“The bigger profile of a jig triggers big bites in the water

for sure,” he said. “It’s a slower moving bait and they are

lethargic and glued to the bottom,”

Garmin Panoptix LiveScope has proven invaluable

for Bertrand when fishing this technique. Fish appear as

a lighter colored rock when on the bottom and he’ll use

SideVü to find those rocks while idling. Next, he’ll scan to

80-feet from each side of the boat using amber or orange

crawfish palettes.

At the console, Bertrand relies

on a pair of Garmin EchoMap 126

units; one dedicated to mapping

and ClearVü and the other with

SideVü and DownVu. At the bow,

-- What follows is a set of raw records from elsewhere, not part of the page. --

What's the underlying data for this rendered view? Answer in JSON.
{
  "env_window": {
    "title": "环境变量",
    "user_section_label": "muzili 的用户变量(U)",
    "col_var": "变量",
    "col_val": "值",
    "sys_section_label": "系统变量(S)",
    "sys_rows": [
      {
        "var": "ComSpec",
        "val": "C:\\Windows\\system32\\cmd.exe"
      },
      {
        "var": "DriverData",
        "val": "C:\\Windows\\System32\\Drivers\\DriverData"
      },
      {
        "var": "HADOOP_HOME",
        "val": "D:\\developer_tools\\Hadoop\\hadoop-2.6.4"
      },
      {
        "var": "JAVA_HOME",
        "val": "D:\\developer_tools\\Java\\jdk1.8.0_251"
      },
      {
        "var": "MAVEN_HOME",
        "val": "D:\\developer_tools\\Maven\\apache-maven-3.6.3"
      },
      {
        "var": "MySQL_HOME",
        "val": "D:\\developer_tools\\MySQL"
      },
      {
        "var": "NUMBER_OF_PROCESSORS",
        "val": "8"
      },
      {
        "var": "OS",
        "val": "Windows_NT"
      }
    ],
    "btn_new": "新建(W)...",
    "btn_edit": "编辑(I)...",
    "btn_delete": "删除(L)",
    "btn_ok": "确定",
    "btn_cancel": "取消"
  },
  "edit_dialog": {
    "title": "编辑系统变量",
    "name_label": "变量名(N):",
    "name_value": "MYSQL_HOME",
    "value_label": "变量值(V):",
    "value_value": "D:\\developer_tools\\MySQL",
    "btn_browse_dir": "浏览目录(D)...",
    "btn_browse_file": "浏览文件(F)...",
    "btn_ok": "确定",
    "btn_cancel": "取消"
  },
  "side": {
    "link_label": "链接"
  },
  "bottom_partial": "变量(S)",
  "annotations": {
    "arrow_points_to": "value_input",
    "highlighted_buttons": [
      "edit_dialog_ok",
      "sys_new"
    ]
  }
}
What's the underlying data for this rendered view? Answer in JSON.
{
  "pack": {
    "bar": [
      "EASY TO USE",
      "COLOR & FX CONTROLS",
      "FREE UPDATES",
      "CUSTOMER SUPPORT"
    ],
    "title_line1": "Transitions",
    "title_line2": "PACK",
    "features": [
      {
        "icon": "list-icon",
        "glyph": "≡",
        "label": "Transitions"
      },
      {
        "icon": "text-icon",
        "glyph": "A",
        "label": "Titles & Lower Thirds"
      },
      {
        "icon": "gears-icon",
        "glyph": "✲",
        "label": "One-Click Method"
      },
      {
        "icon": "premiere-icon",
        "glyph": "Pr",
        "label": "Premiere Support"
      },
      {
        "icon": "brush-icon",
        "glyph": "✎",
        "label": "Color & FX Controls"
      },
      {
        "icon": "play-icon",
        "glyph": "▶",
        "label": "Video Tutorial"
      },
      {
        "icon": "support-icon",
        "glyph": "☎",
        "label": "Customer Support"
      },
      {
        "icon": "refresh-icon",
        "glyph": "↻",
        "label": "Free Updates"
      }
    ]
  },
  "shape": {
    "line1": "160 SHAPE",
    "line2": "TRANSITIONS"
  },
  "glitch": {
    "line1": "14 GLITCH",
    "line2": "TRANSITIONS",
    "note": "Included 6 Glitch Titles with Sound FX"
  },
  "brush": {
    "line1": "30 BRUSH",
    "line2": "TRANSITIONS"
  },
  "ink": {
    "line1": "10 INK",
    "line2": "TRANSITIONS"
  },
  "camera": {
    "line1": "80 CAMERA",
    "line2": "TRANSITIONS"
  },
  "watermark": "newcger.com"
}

he’ll run the 10-inch screens with

one unit dedicated to LiveScope

and the other a split between

ClearVü and mapping.

Under 60-degrees is cold

water by western standards and

Bertrand believes that if you can

find the right size of rock, you’ll

find largemouth.

“I like the softball, or

smaller-sized rock because it’s

more attractive to crawfish

as they have a hard time

moving around huge boulders

and your jigs constantly get

stuck!” he said. “Sometimes,

you’ll have a beautiful rock

pile that is loaded with fish

all winter long. Other times,

it is a rocky vein in the

middle of a deep flat and

that rock is a magnet to

those deep fish.”

Main lake points, ledges,

channels and where they

meet are prime areas.

Sometimes, non-descript

bays can be the trick too.

“On a lot of the western

reservoirs, you’ll have a

flat bay, 30- to 40- feet

deep and it doesn’t look ‘bassy’ at all; but, often, they are in sneaky, subtle areas like deep flats with rocky veins and rock scattered across it,” Bertrand said.

Water depth is all about clarity. Bertrand says that a lake like Roosevelt fishes great in 20-feet, because the water clarity is 3-feet. Alternatively, on Lake Pleasant, fishing a jig in 40-feet is the deal because the water clarity is 20-feet.


Most of the time, he’ll work his jig from shallow to deep, dragging his jig down the hill. If fish are heavily pressured, he’ll reverse his approach, knowing he’ll probably get snagged a bunch more.

“Cast your jig shallow and

count rocks, as you drag your jig

back to the boat painfully slow,”

Bertrand stated. “I like to keep

my right index finger on the line,

because I’m already using the

most sensitive rod, a 7’3” heavy

Winter 2022